But Fantasy isn't just confined to one special section of the bookshop, where the misfits can be safely corralled. It's everywhere. Marie Phillips' The Gods Behaving Badly imagines what might happen if the Greek pantheon found themselves living in retirement in north London - the answer is just about anything, most of it hysterically funny. But it's in the main Fiction section, or at least, I assume it will be, once it's stopped being on the New Fiction £2 Off Signed By the Author excitably stickered section. Margaret Atwood has got to be Literature, and even Archbishops read Philip Pullman.

Fantasy is fundamental to fiction. The two earliest works of extended story in the western world are the Iliad and Odyssey, the War Story (with quite a lot of Love Story in there) and the Fantasy Epic (no dragons, but plenty of other weird beasties). And isn't all fiction fantasy anyway? The definition of fiction is to tell a story that isn't actually true, after all. It's just that some authors wear their dragons on their sleeves, as it were. I'm not sure I've entirely stopped being snobbish about Fantasy. There are still some books filed in that section that I wouldn't touch with a ten foot pole, but I could say that about any section of the bookshop or library. I still feel a little out of place there, don't know quite what I'm looking for, and rely on the recommendations of others, whereas in the main fiction section I feel reasonably confident that I can choose a book for myself without any advice. But I can no longer say that I don't read Fantasy.

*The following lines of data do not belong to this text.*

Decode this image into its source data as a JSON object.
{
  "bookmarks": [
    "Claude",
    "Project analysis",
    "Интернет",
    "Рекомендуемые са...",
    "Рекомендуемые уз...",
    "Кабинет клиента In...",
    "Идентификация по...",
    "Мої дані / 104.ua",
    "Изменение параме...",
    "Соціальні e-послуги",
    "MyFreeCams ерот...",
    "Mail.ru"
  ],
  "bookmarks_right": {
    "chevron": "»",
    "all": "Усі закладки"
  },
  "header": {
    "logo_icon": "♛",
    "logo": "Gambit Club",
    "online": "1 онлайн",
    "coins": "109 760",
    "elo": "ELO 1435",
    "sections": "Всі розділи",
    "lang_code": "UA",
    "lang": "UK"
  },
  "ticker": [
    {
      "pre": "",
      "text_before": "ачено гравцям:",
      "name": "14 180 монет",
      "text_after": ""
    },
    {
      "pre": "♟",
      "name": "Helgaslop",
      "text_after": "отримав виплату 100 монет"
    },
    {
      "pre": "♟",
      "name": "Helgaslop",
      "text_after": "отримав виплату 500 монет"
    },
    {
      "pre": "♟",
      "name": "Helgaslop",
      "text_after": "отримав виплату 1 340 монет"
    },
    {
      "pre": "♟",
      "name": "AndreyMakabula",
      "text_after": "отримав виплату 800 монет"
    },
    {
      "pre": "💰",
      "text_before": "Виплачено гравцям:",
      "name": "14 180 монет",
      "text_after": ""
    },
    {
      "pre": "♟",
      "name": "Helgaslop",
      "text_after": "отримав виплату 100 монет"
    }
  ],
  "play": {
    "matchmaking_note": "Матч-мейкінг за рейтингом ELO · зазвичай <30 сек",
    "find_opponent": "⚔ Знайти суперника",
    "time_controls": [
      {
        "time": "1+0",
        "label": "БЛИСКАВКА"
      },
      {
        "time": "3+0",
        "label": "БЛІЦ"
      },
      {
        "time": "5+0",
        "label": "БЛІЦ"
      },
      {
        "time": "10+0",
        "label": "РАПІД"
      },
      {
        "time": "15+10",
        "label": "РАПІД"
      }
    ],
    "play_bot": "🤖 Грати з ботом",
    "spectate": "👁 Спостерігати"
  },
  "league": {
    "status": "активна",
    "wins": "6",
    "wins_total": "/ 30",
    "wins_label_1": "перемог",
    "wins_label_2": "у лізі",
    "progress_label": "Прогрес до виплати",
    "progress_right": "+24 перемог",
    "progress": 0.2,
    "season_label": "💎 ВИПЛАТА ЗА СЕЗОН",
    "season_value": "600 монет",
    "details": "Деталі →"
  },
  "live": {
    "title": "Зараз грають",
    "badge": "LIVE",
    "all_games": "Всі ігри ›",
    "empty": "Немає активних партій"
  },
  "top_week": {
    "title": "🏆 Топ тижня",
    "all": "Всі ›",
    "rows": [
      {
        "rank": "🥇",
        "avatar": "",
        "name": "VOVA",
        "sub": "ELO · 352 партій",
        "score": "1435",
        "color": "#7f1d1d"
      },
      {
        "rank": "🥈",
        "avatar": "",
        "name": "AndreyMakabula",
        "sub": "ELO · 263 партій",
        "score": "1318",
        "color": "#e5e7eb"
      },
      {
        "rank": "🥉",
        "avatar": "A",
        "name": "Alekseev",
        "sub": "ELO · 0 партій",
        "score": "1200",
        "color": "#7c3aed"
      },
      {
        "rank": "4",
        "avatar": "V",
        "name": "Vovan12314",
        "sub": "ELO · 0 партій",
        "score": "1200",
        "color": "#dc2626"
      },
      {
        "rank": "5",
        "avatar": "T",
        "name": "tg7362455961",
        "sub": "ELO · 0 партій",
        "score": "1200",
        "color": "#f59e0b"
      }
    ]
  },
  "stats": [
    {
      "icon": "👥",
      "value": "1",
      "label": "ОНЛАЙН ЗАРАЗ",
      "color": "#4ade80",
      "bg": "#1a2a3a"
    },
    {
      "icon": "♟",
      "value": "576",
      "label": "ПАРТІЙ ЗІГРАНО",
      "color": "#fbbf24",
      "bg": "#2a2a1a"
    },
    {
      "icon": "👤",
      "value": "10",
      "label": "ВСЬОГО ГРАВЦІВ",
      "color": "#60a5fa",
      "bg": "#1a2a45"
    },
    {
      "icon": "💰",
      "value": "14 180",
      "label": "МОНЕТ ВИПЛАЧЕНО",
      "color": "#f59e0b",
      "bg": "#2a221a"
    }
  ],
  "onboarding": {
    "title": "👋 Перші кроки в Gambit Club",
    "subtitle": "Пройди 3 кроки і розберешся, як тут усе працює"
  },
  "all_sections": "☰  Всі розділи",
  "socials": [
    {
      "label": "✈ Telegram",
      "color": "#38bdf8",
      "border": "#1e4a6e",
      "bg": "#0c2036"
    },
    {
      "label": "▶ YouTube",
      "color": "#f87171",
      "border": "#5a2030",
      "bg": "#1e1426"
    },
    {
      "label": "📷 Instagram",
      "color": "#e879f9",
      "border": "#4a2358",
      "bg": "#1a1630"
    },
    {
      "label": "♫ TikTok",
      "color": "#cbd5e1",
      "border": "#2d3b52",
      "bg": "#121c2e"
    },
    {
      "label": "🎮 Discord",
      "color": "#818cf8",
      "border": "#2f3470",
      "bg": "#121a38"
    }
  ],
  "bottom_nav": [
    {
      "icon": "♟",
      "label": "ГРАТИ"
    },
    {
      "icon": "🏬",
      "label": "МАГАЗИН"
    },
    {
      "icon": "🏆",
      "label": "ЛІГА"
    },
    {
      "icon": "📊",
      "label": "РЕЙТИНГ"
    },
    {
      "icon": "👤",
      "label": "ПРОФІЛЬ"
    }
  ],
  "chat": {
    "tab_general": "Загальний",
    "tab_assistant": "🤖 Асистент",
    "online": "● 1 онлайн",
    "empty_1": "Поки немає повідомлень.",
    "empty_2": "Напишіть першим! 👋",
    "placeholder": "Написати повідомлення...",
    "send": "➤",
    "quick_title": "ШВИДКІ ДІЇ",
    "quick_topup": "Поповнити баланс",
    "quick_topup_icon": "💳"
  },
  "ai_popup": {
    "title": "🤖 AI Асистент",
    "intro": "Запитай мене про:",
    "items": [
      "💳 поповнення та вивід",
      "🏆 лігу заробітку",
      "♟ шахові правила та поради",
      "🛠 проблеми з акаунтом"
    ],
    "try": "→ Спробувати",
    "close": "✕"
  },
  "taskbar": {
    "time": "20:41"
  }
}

Biscuits

In other news, for the benefit of members of my family (and any others interested), I have found a replacement for the much-missed lebkuchen chocolate hearts with a jammy bit in the middle.


The above can be found in the Polish section of Tesco, and are gorgeous. If your Tesco doesn't have a Polish section, try moving to a depressed area on the road to nowhere whose economy, such as it is, is based on factory farming and tourism.

3 comments:

Jean from Cornwall said...

I shall look out for those biscuits - Sainsbugs have got their own brand of jammy lebkuchen in, but they have changed the jam -it used to be red, and (I think)plum, but it is now pale and probably apricot, but you wouldn't know due to the lack of flavour.
By the way, could I borrow Gods Behaving Badly, if you have finished it?

Silas said...

You may want that bigger suitcase after all - you'd probably appreciate China Mieville. However, I shall leave that up to you, since it's your arms carrying the books.

Anonymous said...

xvHave I mentioned Jon Courtenay Grimwood yet? You really ought to read the Pashazade series - and if you ever wrk out what's going on in the third one, do let me know.

L

PS I'm now seriously considering taking you to Forbidden Planet (aka geek heaven) on Saturday, just for the fun of it. I think two well-dressed girls in there at once might breach some kind of statute.